**Problem to work on:**
Copy out all lines bearing the word "icon" from the listing below.
##### Information
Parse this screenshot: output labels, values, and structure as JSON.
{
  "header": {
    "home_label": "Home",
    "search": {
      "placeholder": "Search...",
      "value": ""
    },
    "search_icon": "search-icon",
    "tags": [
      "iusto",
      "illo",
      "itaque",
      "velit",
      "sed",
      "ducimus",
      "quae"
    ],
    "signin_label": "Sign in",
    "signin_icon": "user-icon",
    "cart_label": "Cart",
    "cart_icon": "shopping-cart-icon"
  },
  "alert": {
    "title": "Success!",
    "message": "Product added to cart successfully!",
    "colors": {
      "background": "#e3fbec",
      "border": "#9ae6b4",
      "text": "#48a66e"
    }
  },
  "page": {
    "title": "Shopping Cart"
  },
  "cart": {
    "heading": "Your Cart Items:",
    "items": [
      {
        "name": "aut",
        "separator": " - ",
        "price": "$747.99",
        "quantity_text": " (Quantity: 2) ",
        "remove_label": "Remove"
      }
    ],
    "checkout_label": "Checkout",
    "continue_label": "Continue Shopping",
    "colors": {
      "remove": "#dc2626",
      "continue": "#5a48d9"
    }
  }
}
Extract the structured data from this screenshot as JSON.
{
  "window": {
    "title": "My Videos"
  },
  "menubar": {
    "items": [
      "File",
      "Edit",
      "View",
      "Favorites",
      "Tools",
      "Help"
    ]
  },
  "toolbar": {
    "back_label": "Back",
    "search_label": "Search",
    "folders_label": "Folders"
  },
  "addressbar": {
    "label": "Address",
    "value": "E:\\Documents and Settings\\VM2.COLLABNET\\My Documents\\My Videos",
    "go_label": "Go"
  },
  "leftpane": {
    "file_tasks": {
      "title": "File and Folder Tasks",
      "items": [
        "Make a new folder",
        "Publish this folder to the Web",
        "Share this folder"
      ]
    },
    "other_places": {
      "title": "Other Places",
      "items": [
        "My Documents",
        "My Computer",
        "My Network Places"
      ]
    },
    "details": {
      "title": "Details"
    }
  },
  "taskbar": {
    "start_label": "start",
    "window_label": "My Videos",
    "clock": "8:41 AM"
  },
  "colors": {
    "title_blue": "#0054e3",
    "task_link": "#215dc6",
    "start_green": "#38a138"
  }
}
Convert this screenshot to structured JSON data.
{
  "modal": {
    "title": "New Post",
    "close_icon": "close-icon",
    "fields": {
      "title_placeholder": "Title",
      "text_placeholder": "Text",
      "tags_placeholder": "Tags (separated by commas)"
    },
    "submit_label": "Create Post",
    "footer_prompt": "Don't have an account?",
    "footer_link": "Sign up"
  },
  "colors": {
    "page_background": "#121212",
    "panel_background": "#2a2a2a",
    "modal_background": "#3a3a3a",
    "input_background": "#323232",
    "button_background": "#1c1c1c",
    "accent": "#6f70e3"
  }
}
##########
**Answer to this exercise:**
    "search_icon": "search-icon",
    "signin_icon": "user-icon",
    "cart_icon": "shopping-cart-icon"
    "close_icon": "close-icon",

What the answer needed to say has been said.